**Problem requirements**
An exact reproduction of all entries is required.

Component data from apps and pages

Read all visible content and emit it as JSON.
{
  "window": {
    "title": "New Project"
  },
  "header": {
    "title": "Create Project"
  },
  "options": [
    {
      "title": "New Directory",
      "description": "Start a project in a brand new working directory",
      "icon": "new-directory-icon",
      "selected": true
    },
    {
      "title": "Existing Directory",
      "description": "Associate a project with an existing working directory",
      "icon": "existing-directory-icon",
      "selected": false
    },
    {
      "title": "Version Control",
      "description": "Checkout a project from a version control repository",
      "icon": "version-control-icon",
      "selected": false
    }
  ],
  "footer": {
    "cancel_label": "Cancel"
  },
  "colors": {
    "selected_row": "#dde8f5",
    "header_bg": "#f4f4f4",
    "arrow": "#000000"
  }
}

**The completed task**
Read all visible content and emit it as JSON.
{
  "window": {
    "title": "New Project"
  },
  "header": {
    "title": "Create Project"
  },
  "options": [
    {
      "title": "New Directory",
      "description": "Start a project in a brand new working directory",
      "icon": "new-directory-icon",
      "selected": true
    },
    {
      "title": "Existing Directory",
      "description": "Associate a project with an existing working directory",
      "icon": "existing-directory-icon",
      "selected": false
    },
    {
      "title": "Version Control",
      "description": "Checkout a project from a version control repository",
      "icon": "version-control-icon",
      "selected": false
    }
  ],
  "footer": {
    "cancel_label": "Cancel"
  },
  "colors": {
    "selected_row": "#dde8f5",
    "header_bg": "#f4f4f4",
    "arrow": "#000000"
  }
}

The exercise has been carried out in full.